** Data follows **

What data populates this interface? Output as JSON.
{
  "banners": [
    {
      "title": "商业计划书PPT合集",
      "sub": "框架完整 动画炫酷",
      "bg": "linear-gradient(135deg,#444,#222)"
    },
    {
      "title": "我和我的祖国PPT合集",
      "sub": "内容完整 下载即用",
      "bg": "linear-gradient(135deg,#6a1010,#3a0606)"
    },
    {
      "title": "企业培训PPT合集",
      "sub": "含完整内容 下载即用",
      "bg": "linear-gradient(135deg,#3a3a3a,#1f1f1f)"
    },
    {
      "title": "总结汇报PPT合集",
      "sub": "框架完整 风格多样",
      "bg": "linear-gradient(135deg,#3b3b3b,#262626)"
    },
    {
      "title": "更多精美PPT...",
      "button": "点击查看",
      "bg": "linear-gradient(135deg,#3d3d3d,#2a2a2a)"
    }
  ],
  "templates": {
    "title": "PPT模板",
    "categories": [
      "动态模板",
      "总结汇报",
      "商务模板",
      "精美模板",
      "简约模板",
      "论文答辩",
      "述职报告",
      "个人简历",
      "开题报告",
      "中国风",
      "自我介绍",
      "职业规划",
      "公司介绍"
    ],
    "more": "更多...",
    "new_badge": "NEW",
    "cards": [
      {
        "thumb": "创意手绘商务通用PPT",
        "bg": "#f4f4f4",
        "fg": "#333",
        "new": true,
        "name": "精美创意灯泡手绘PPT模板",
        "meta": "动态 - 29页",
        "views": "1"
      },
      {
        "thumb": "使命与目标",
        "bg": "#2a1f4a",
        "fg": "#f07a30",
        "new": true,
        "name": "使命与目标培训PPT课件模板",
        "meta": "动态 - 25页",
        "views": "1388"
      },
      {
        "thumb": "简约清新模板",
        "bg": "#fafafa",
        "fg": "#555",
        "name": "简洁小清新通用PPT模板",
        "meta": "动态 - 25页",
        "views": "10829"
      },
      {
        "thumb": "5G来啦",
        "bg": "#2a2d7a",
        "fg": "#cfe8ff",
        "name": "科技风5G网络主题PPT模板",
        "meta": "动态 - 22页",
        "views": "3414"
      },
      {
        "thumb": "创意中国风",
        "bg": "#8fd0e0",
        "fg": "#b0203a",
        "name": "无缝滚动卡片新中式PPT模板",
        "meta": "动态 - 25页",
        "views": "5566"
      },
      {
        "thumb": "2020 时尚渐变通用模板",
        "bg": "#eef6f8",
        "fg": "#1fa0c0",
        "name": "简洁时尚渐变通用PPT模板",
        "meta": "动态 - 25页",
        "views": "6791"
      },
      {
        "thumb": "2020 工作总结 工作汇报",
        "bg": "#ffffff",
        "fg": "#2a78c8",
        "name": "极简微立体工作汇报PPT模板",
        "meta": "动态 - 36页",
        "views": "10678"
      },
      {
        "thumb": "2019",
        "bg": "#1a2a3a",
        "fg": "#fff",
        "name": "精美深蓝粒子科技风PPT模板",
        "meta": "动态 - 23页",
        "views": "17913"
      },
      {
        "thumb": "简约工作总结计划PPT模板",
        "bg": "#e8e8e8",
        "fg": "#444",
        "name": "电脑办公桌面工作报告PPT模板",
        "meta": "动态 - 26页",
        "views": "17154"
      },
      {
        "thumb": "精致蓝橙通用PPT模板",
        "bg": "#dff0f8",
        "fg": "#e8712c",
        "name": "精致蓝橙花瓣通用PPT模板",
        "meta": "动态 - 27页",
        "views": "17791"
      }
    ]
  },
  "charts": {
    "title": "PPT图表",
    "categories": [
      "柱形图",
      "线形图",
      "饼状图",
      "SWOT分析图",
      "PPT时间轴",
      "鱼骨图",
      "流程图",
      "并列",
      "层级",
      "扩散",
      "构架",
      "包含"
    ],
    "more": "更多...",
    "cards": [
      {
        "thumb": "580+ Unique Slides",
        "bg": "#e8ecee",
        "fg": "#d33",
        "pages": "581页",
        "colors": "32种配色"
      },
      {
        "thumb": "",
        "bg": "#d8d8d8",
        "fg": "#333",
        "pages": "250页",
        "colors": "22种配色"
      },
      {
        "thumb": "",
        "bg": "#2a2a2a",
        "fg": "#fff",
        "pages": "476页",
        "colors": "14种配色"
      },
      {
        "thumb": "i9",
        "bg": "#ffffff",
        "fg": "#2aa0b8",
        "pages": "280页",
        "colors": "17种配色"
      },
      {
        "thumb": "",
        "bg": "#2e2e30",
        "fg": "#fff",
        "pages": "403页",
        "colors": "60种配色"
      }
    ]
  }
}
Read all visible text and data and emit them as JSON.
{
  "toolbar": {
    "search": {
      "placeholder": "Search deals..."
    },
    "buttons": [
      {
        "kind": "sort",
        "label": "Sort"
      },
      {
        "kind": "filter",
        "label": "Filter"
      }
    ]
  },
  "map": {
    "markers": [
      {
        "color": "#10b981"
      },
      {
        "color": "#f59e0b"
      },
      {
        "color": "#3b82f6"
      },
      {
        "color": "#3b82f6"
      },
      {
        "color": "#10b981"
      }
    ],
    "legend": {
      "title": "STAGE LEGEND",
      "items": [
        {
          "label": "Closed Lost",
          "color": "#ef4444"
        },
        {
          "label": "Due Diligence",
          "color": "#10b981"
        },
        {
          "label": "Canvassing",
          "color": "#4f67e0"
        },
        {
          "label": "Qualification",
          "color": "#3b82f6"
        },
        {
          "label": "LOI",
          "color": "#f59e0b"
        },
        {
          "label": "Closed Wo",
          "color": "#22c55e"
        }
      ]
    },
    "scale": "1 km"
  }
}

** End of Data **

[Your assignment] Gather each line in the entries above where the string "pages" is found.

[Solution for this problem]
        "pages": "581页",
        "pages": "250页",
        "pages": "476页",
        "pages": "280页",
        "pages": "403页",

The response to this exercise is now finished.